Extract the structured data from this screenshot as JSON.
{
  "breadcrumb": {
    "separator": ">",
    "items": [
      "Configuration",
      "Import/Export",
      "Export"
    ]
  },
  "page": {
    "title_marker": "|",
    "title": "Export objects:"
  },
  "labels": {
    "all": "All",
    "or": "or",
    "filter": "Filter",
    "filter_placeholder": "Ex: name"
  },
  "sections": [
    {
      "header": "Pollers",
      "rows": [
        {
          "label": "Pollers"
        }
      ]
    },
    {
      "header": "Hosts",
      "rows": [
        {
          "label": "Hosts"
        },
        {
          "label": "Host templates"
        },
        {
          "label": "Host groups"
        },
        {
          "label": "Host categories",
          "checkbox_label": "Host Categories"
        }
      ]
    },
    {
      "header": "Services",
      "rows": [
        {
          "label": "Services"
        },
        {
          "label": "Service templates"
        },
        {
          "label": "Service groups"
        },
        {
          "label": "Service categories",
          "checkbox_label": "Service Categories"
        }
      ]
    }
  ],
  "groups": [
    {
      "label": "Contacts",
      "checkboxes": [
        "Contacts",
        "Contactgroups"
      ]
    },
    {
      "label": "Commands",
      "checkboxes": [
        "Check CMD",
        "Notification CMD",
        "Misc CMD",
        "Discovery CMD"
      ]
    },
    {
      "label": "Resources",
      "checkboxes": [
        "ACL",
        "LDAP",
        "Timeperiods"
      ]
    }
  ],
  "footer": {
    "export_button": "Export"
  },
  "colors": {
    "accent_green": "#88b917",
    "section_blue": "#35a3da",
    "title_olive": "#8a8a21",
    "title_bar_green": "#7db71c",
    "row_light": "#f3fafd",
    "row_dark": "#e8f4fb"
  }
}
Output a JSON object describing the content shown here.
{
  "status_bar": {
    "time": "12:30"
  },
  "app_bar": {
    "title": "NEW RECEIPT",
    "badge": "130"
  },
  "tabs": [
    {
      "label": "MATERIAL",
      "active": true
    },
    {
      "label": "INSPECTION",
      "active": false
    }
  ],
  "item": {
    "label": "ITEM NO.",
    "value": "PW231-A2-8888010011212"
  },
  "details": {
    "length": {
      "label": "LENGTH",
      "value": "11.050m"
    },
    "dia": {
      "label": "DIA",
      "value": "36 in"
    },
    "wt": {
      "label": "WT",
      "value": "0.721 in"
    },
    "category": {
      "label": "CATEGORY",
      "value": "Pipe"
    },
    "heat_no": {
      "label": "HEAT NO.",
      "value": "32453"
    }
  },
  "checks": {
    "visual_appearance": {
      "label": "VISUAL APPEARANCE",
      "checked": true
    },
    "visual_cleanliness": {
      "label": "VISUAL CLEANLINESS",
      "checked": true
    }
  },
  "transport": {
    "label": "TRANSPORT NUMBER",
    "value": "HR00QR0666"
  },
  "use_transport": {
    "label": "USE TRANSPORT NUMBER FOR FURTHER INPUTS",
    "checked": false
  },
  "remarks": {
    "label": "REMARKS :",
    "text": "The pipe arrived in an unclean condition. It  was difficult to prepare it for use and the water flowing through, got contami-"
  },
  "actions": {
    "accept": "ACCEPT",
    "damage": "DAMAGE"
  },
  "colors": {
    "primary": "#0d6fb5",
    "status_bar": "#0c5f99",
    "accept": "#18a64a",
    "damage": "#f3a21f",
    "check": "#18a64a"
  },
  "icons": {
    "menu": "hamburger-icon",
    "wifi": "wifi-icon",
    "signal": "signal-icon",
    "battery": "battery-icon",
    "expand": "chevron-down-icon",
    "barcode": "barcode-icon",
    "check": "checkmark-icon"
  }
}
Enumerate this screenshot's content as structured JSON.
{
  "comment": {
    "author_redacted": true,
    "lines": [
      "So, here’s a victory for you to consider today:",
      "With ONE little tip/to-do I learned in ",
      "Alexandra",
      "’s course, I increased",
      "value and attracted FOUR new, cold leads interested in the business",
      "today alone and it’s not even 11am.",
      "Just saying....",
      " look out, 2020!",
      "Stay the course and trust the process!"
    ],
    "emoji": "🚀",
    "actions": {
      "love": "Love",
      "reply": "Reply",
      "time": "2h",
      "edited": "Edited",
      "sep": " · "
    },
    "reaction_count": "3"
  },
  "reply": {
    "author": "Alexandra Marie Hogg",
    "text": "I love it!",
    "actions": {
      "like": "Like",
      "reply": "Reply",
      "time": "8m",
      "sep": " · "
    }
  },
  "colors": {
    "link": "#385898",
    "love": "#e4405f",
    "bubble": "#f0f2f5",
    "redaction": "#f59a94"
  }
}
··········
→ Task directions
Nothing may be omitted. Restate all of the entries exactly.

→ Written reply
Extract the structured data from this screenshot as JSON.
{
  "breadcrumb": {
    "separator": ">",
    "items": [
      "Configuration",
      "Import/Export",
      "Export"
    ]
  },
  "page": {
    "title_marker": "|",
    "title": "Export objects:"
  },
  "labels": {
    "all": "All",
    "or": "or",
    "filter": "Filter",
    "filter_placeholder": "Ex: name"
  },
  "sections": [
    {
      "header": "Pollers",
      "rows": [
        {
          "label": "Pollers"
        }
      ]
    },
    {
      "header": "Hosts",
      "rows": [
        {
          "label": "Hosts"
        },
        {
          "label": "Host templates"
        },
        {
          "label": "Host groups"
        },
        {
          "label": "Host categories",
          "checkbox_label": "Host Categories"
        }
      ]
    },
    {
      "header": "Services",
      "rows": [
        {
          "label": "Services"
        },
        {
          "label": "Service templates"
        },
        {
          "label": "Service groups"
        },
        {
          "label": "Service categories",
          "checkbox_label": "Service Categories"
        }
      ]
    }
  ],
  "groups": [
    {
      "label": "Contacts",
      "checkboxes": [
        "Contacts",
        "Contactgroups"
      ]
    },
    {
      "label": "Commands",
      "checkboxes": [
        "Check CMD",
        "Notification CMD",
        "Misc CMD",
        "Discovery CMD"
      ]
    },
    {
      "label": "Resources",
      "checkboxes": [
        "ACL",
        "LDAP",
        "Timeperiods"
      ]
    }
  ],
  "footer": {
    "export_button": "Export"
  },
  "colors": {
    "accent_green": "#88b917",
    "section_blue": "#35a3da",
    "title_olive": "#8a8a21",
    "title_bar_green": "#7db71c",
    "row_light": "#f3fafd",
    "row_dark": "#e8f4fb"
  }
}
Output a JSON object describing the content shown here.
{
  "status_bar": {
    "time": "12:30"
  },
  "app_bar": {
    "title": "NEW RECEIPT",
    "badge": "130"
  },
  "tabs": [
    {
      "label": "MATERIAL",
      "active": true
    },
    {
      "label": "INSPECTION",
      "active": false
    }
  ],
  "item": {
    "label": "ITEM NO.",
    "value": "PW231-A2-8888010011212"
  },
  "details": {
    "length": {
      "label": "LENGTH",
      "value": "11.050m"
    },
    "dia": {
      "label": "DIA",
      "value": "36 in"
    },
    "wt": {
      "label": "WT",
      "value": "0.721 in"
    },
    "category": {
      "label": "CATEGORY",
      "value": "Pipe"
    },
    "heat_no": {
      "label": "HEAT NO.",
      "value": "32453"
    }
  },
  "checks": {
    "visual_appearance": {
      "label": "VISUAL APPEARANCE",
      "checked": true
    },
    "visual_cleanliness": {
      "label": "VISUAL CLEANLINESS",
      "checked": true
    }
  },
  "transport": {
    "label": "TRANSPORT NUMBER",
    "value": "HR00QR0666"
  },
  "use_transport": {
    "label": "USE TRANSPORT NUMBER FOR FURTHER INPUTS",
    "checked": false
  },
  "remarks": {
    "label": "REMARKS :",
    "text": "The pipe arrived in an unclean condition. It  was difficult to prepare it for use and the water flowing through, got contami-"
  },
  "actions": {
    "accept": "ACCEPT",
    "damage": "DAMAGE"
  },
  "colors": {
    "primary": "#0d6fb5",
    "status_bar": "#0c5f99",
    "accept": "#18a64a",
    "damage": "#f3a21f",
    "check": "#18a64a"
  },
  "icons": {
    "menu": "hamburger-icon",
    "wifi": "wifi-icon",
    "signal": "signal-icon",
    "battery": "battery-icon",
    "expand": "chevron-down-icon",
    "barcode": "barcode-icon",
    "check": "checkmark-icon"
  }
}
Enumerate this screenshot's content as structured JSON.
{
  "comment": {
    "author_redacted": true,
    "lines": [
      "So, here’s a victory for you to consider today:",
      "With ONE little tip/to-do I learned in ",
      "Alexandra",
      "’s course, I increased",
      "value and attracted FOUR new, cold leads interested in the business",
      "today alone and it’s not even 11am.",
      "Just saying....",
      " look out, 2020!",
      "Stay the course and trust the process!"
    ],
    "emoji": "🚀",
    "actions": {
      "love": "Love",
      "reply": "Reply",
      "time": "2h",
      "edited": "Edited",
      "sep": " · "
    },
    "reaction_count": "3"
  },
  "reply": {
    "author": "Alexandra Marie Hogg",
    "text": "I love it!",
    "actions": {
      "like": "Like",
      "reply": "Reply",
      "time": "8m",
      "sep": " · "
    }
  },
  "colors": {
    "link": "#385898",
    "love": "#e4405f",
    "bubble": "#f0f2f5",
    "redaction": "#f59a94"
  }
}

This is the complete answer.